### TASK INSTRUCTIONS
Write the entries again exactly, with no line missing.

### GIVEN RECORDS
* * * *
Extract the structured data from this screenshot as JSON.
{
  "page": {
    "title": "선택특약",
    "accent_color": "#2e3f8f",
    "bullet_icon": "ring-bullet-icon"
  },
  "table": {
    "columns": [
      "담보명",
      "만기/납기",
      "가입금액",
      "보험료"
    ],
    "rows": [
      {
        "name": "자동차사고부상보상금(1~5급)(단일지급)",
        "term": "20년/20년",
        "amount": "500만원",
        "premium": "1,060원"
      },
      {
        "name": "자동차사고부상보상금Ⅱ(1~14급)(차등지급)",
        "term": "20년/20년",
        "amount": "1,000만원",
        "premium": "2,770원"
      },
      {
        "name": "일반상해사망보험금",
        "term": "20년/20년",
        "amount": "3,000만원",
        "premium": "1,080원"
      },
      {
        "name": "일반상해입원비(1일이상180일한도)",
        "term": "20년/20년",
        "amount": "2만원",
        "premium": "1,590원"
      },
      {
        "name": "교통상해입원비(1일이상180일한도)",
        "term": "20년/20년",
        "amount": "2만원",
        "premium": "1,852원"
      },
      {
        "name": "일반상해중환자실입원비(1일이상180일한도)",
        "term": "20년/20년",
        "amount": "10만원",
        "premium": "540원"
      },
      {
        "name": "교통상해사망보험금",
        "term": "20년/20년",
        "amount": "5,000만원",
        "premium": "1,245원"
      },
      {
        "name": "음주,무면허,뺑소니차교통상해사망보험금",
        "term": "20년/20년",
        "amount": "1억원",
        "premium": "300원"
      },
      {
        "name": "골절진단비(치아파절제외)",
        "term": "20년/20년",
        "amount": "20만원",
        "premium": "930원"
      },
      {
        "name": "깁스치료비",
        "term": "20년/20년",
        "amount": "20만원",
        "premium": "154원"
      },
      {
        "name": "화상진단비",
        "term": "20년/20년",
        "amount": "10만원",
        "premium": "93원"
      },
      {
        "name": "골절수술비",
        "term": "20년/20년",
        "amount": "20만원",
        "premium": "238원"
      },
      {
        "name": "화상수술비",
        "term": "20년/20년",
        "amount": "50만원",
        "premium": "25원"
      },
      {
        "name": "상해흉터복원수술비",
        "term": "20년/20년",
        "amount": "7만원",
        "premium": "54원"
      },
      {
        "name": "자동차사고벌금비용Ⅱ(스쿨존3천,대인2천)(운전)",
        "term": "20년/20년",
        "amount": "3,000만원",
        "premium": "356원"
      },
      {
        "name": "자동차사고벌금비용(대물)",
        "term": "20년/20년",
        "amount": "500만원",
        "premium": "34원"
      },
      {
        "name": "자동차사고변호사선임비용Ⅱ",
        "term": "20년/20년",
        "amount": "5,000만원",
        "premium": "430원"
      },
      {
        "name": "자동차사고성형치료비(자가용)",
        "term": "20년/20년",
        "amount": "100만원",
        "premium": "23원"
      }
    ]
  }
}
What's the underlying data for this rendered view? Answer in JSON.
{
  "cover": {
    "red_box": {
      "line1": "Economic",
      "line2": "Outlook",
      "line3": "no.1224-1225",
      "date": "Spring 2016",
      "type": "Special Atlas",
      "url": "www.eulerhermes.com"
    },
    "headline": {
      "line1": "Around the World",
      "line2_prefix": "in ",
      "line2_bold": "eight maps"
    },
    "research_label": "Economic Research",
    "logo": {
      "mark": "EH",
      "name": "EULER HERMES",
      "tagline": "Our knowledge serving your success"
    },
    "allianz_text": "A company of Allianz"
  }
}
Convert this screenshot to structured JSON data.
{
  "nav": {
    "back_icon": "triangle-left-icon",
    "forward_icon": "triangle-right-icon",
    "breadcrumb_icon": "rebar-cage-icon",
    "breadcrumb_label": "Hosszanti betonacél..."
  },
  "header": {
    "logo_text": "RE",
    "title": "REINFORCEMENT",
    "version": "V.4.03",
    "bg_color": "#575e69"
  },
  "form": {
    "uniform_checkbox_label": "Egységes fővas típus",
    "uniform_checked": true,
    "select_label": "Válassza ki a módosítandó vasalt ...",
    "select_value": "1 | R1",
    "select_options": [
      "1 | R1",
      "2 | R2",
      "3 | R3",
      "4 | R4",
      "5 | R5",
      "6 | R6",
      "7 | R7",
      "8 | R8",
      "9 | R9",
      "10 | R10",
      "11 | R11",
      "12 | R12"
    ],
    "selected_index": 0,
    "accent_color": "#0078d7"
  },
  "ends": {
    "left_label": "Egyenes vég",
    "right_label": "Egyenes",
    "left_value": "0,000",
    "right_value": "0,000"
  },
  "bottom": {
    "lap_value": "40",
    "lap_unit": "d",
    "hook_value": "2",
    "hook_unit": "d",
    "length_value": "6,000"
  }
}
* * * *
### ANSWER FOR THIS EXERCISE
Extract the structured data from this screenshot as JSON.
{
  "page": {
    "title": "선택특약",
    "accent_color": "#2e3f8f",
    "bullet_icon": "ring-bullet-icon"
  },
  "table": {
    "columns": [
      "담보명",
      "만기/납기",
      "가입금액",
      "보험료"
    ],
    "rows": [
      {
        "name": "자동차사고부상보상금(1~5급)(단일지급)",
        "term": "20년/20년",
        "amount": "500만원",
        "premium": "1,060원"
      },
      {
        "name": "자동차사고부상보상금Ⅱ(1~14급)(차등지급)",
        "term": "20년/20년",
        "amount": "1,000만원",
        "premium": "2,770원"
      },
      {
        "name": "일반상해사망보험금",
        "term": "20년/20년",
        "amount": "3,000만원",
        "premium": "1,080원"
      },
      {
        "name": "일반상해입원비(1일이상180일한도)",
        "term": "20년/20년",
        "amount": "2만원",
        "premium": "1,590원"
      },
      {
        "name": "교통상해입원비(1일이상180일한도)",
        "term": "20년/20년",
        "amount": "2만원",
        "premium": "1,852원"
      },
      {
        "name": "일반상해중환자실입원비(1일이상180일한도)",
        "term": "20년/20년",
        "amount": "10만원",
        "premium": "540원"
      },
      {
        "name": "교통상해사망보험금",
        "term": "20년/20년",
        "amount": "5,000만원",
        "premium": "1,245원"
      },
      {
        "name": "음주,무면허,뺑소니차교통상해사망보험금",
        "term": "20년/20년",
        "amount": "1억원",
        "premium": "300원"
      },
      {
        "name": "골절진단비(치아파절제외)",
        "term": "20년/20년",
        "amount": "20만원",
        "premium": "930원"
      },
      {
        "name": "깁스치료비",
        "term": "20년/20년",
        "amount": "20만원",
        "premium": "154원"
      },
      {
        "name": "화상진단비",
        "term": "20년/20년",
        "amount": "10만원",
        "premium": "93원"
      },
      {
        "name": "골절수술비",
        "term": "20년/20년",
        "amount": "20만원",
        "premium": "238원"
      },
      {
        "name": "화상수술비",
        "term": "20년/20년",
        "amount": "50만원",
        "premium": "25원"
      },
      {
        "name": "상해흉터복원수술비",
        "term": "20년/20년",
        "amount": "7만원",
        "premium": "54원"
      },
      {
        "name": "자동차사고벌금비용Ⅱ(스쿨존3천,대인2천)(운전)",
        "term": "20년/20년",
        "amount": "3,000만원",
        "premium": "356원"
      },
      {
        "name": "자동차사고벌금비용(대물)",
        "term": "20년/20년",
        "amount": "500만원",
        "premium": "34원"
      },
      {
        "name": "자동차사고변호사선임비용Ⅱ",
        "term": "20년/20년",
        "amount": "5,000만원",
        "premium": "430원"
      },
      {
        "name": "자동차사고성형치료비(자가용)",
        "term": "20년/20년",
        "amount": "100만원",
        "premium": "23원"
      }
    ]
  }
}
What's the underlying data for this rendered view? Answer in JSON.
{
  "cover": {
    "red_box": {
      "line1": "Economic",
      "line2": "Outlook",
      "line3": "no.1224-1225",
      "date": "Spring 2016",
      "type": "Special Atlas",
      "url": "www.eulerhermes.com"
    },
    "headline": {
      "line1": "Around the World",
      "line2_prefix": "in ",
      "line2_bold": "eight maps"
    },
    "research_label": "Economic Research",
    "logo": {
      "mark": "EH",
      "name": "EULER HERMES",
      "tagline": "Our knowledge serving your success"
    },
    "allianz_text": "A company of Allianz"
  }
}
Convert this screenshot to structured JSON data.
{
  "nav": {
    "back_icon": "triangle-left-icon",
    "forward_icon": "triangle-right-icon",
    "breadcrumb_icon": "rebar-cage-icon",
    "breadcrumb_label": "Hosszanti betonacél..."
  },
  "header": {
    "logo_text": "RE",
    "title": "REINFORCEMENT",
    "version": "V.4.03",
    "bg_color": "#575e69"
  },
  "form": {
    "uniform_checkbox_label": "Egységes fővas típus",
    "uniform_checked": true,
    "select_label": "Válassza ki a módosítandó vasalt ...",
    "select_value": "1 | R1",
    "select_options": [
      "1 | R1",
      "2 | R2",
      "3 | R3",
      "4 | R4",
      "5 | R5",
      "6 | R6",
      "7 | R7",
      "8 | R8",
      "9 | R9",
      "10 | R10",
      "11 | R11",
      "12 | R12"
    ],
    "selected_index": 0,
    "accent_color": "#0078d7"
  },
  "ends": {
    "left_label": "Egyenes vég",
    "right_label": "Egyenes",
    "left_value": "0,000",
    "right_value": "0,000"
  },
  "bottom": {
    "lap_value": "40",
    "lap_unit": "d",
    "hook_value": "2",
    "hook_unit": "d",
    "length_value": "6,000"
  }
}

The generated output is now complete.